Segment Open

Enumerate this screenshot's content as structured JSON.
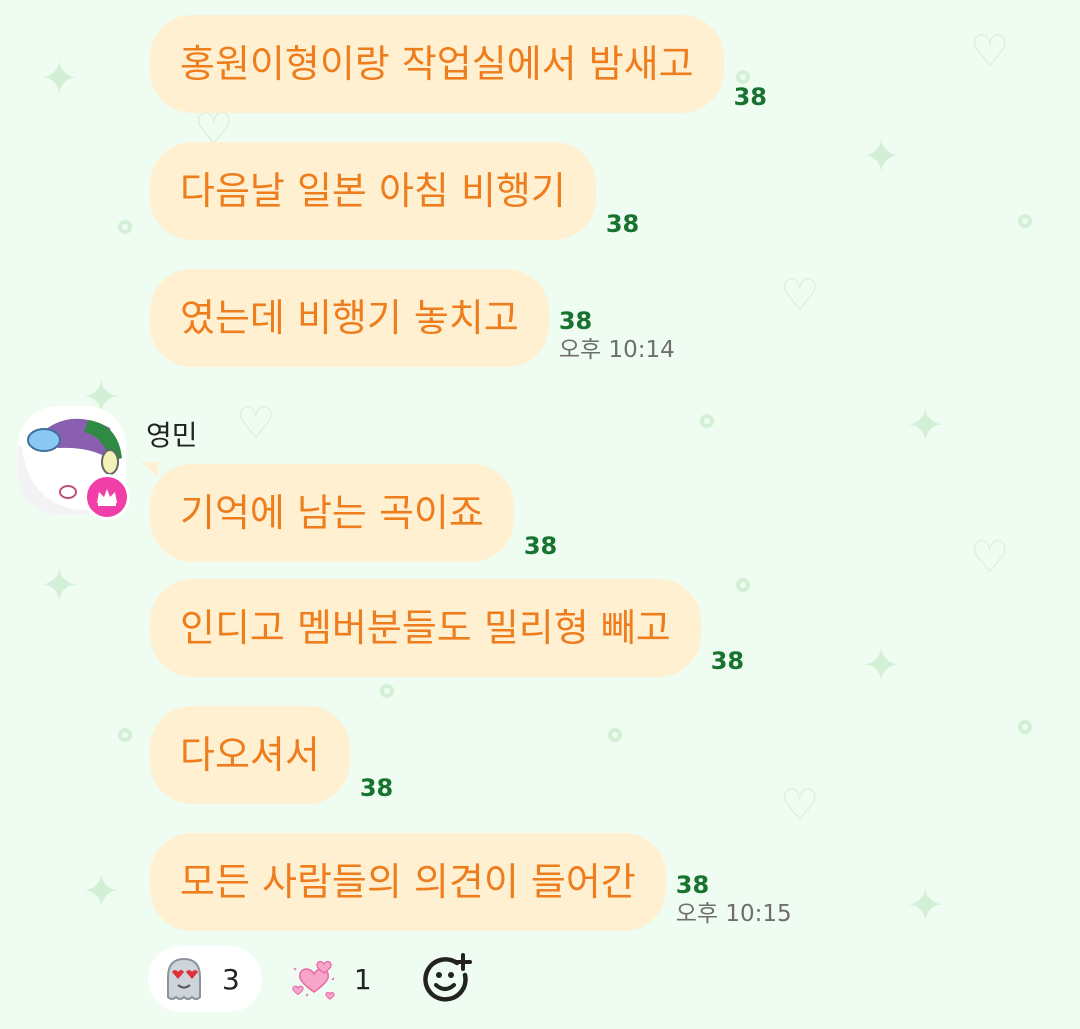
{
  "messages_top": [
    {
      "text": "홍원이형이랑 작업실에서 밤새고",
      "unread": "38",
      "time": ""
    },
    {
      "text": "다음날 일본 아침 비행기",
      "unread": "38",
      "time": ""
    },
    {
      "text": "였는데 비행기 놓치고",
      "unread": "38",
      "time": "오후 10:14"
    }
  ],
  "sender": {
    "name": "영민"
  },
  "messages_sender": [
    {
      "text": "기억에 남는 곡이죠",
      "unread": "38",
      "time": ""
    },
    {
      "text": "인디고 멤버분들도 밀리형 빼고",
      "unread": "38",
      "time": ""
    },
    {
      "text": "다오셔서",
      "unread": "38",
      "time": ""
    },
    {
      "text": "모든 사람들의 의견이 들어간",
      "unread": "38",
      "time": "오후 10:15"
    }
  ],
  "reactions": [
    {
      "icon": "heart-eyes-ghost-icon",
      "count": "3"
    },
    {
      "icon": "pink-hearts-icon",
      "count": "1"
    }
  ],
  "colors": {
    "bubble": "#fff0d2",
    "bubble_text": "#ee7d1d",
    "unread": "#17732e",
    "background": "#effcf1",
    "badge": "#f03fa8"
  }
}
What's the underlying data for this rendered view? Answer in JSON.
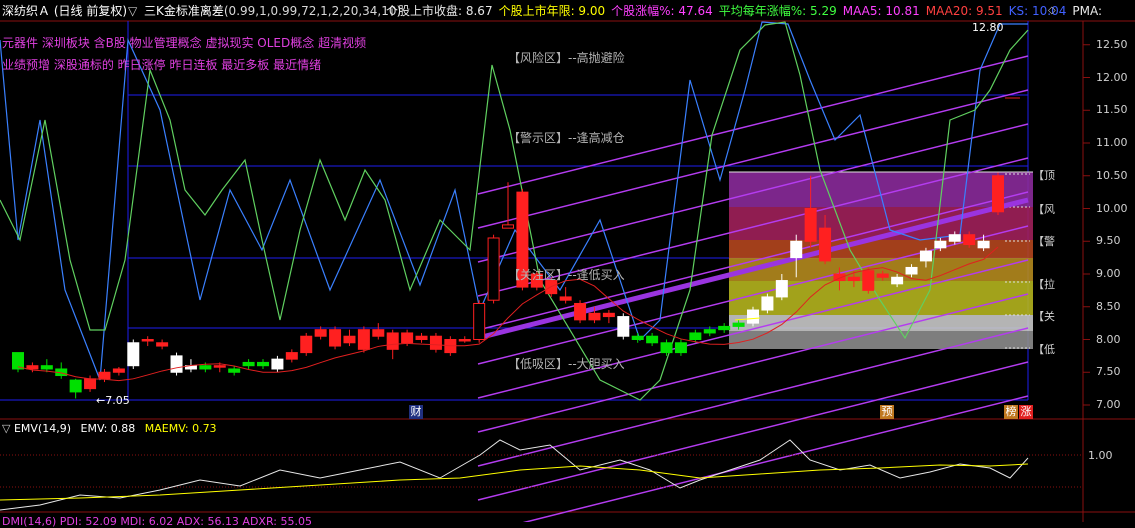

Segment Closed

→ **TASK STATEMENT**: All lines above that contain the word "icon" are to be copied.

→ **WRITTEN RESPONSE**:
      "icon": "heart-eyes-ghost-icon",
      "icon": "pink-hearts-icon",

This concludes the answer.